Kirk, C. And Vigeland, K.C. (2014, October). A psychometric review of norm-referenced tests used to assess phonological error patterns. Language, Speech, and Hearing Services in Schools, 45(4), 365-77. DOI: 10.1044/2014_LSHSS-13-0053. Retreived from http://www.ncbi.nlm.nih.gov/pubmed/25091265
Spaulding, T.J., Swartwout Szulga, M., and Figueroa, C. (2012, April). Using norm-referenced tests to determine the severity of language between U.S. policy makers and test developers. Language, Speech, and Hearing Services in Schools, 43(2), 365-77. DOI: 10.1044/-1461(2011/10-0103). Retreived from http://www.ncbi.nlm.nih.gov/pubmed/22269585
Transitive. Google. Retrieved from https://www.google.com/webhp?sourceid=chrome-instant&ion=1&espv=2&ie=UTF-8#q=transitive
Vakil, E., Greenstein, Y., & Blachstein, H. (2010). Normative data for composite scores for children and adults derived from the Rey Auditory Verbal Learning Test.
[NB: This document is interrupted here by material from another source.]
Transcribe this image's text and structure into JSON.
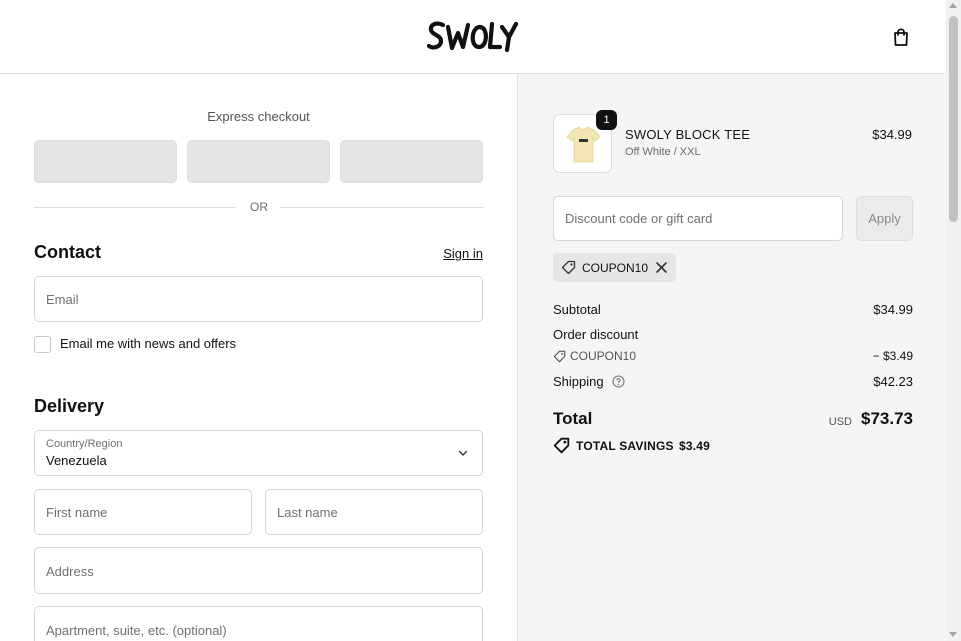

Clinical Neuropsychologist, 24(4), 662-677. Retrieved from http://faculty.biu.ac.il/~vakil/papers/clinical_neuropsychologist_2010.pdf
Psychology and Ethics Test Administration, Scoring, and Interpretation Common errors made in the administration, scoring, and interpretation of psychological tests depends upon adherence to reliable practices and guides. The concepts of reliability and validity are situated within the framework of the tests themselves, which serves to affect the field of psychological testing by supporting it with data culled from participants. These tests, moreover, are formed using principles of psychological testing, such as
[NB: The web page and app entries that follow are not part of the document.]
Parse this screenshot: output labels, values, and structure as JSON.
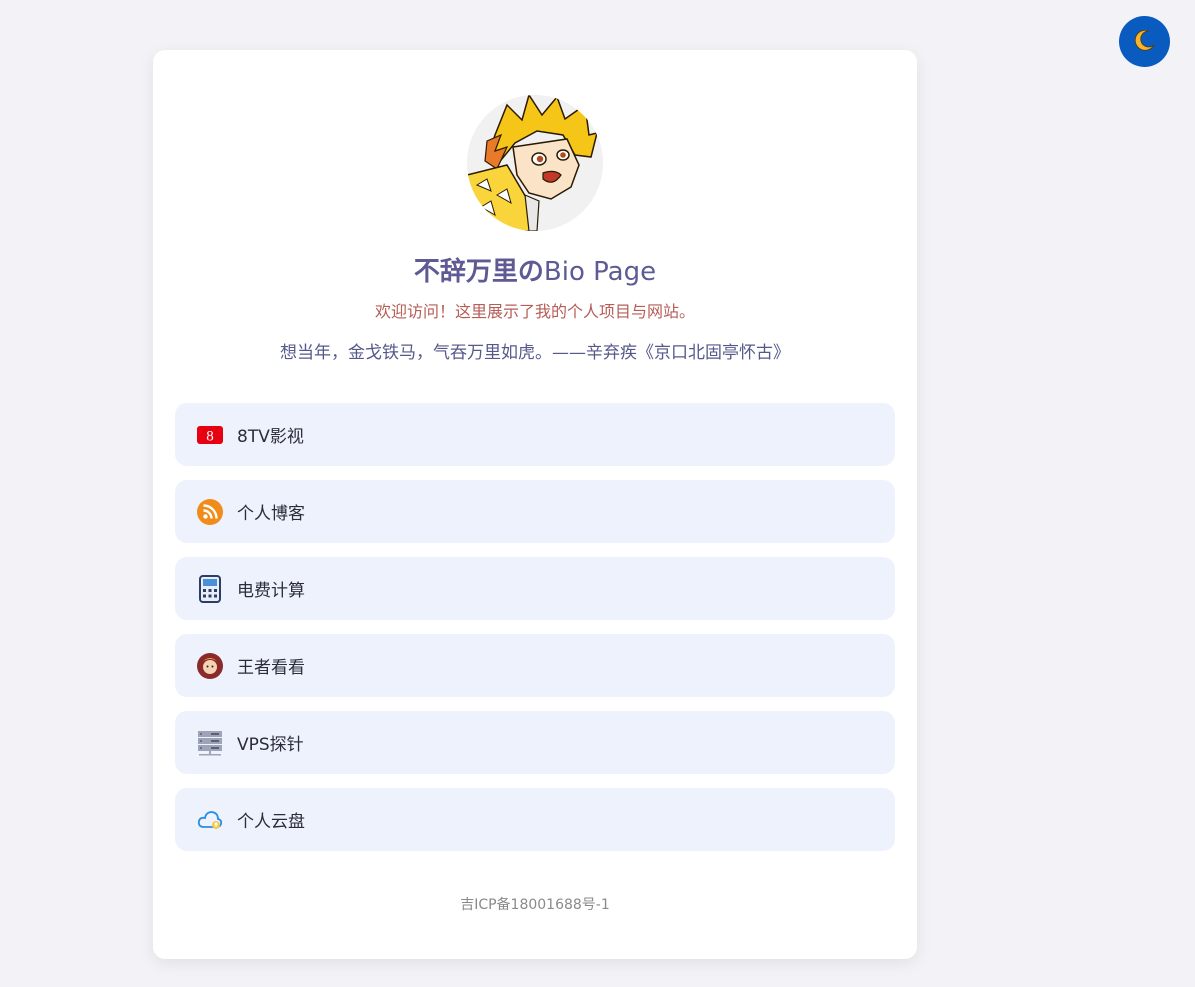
{
  "theme_toggle": {
    "icon": "moon-icon"
  },
  "profile": {
    "title_strong": "不辞万里の",
    "title_rest": "Bio Page",
    "subtitle": "欢迎访问！这里展示了我的个人项目与网站。",
    "quote": "想当年，金戈铁马，气吞万里如虎。——辛弃疾《京口北固亭怀古》"
  },
  "links": [
    {
      "label": "8TV影视",
      "icon": "8tv-icon",
      "icon_text": "8"
    },
    {
      "label": "个人博客",
      "icon": "rss-icon"
    },
    {
      "label": "电费计算",
      "icon": "calculator-icon"
    },
    {
      "label": "王者看看",
      "icon": "game-avatar-icon"
    },
    {
      "label": "VPS探针",
      "icon": "server-icon"
    },
    {
      "label": "个人云盘",
      "icon": "cloud-icon"
    }
  ],
  "footer": {
    "icp": "吉ICP备18001688号-1"
  },
  "colors": {
    "background": "#f3f3f7",
    "card": "#ffffff",
    "link_bg": "#edf2fd",
    "title": "#5e5a94",
    "subtitle": "#b65d57",
    "toggle": "#0a5bbf"
  }
}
Purpose: The Woodcock-Johnson III Diagnostic Reading Battery's designation is for assessment and measurement of the important dimensions of phonological oral language abilities and phonological awareness, both in adult and children. Population: Both adults and children (age of 3-80 years). Date of Publication: 2004. Acronym(s): WJ III (DRB). Score Scales: Reading Comprehension, Basic Reading Skills, Phonics Knowledge, Broad Reading, Brief Reading, Total Reading, Reading Fluency, Spelling of Words, Oral Comprehension, Reading Vocabulary. Time: 50-60 minutes. Administration: Individual. Author
Individuals scoring high on this scale are preoccupied about their health, tend to exaggerate symptoms, and are considered to be demanding and immature. Scoring high on this scale is associated with complaints of chronic pain, fatigue and weakness. Individuals scoring low on this scale are held to be: "Healthy, insightful, and optimistic" (MMPI, nd) Scale Two - Depression: This scale is used for assessing symptomatic depression exhibited as poor morale,
Management Strategy to Utilize Meta-Analysis Technique for Nuclear Energy and Waste Disposal and Create Social Sustainability This research proposal explores the link between public perceptions of nuclear power, how those perceptions are formed, and what influence those opinions have on energy policy. These issues are important in light of two realities. First, nuclear energy is declining in its share of global energy. Second, nuclear energy offers what might well be
Furthermore, people change over time as a result of experience. Thus, the MBTI may capture one's current state, but can not predict one's state in the future. The MBTI is currently the fourth most frequently used standardized test in community-based treatment settings. The test is intended for subjects 14 years and older. Versions adapted for other countries have been developed. The test administrator must have a college degree and have
(Reachout Trust, para. 12) Over the past six decades, the MBTI has become very successful worldwide. It is used by a number of educational concerns, non-profit organizations and corporations for a variety of reasons. These include: Careers/Personal Development: The MBTI helps people identify career and/or life paths. A person's type preferences indicates skills they are most likely to pick up easily, as well as occupations they might be interested in or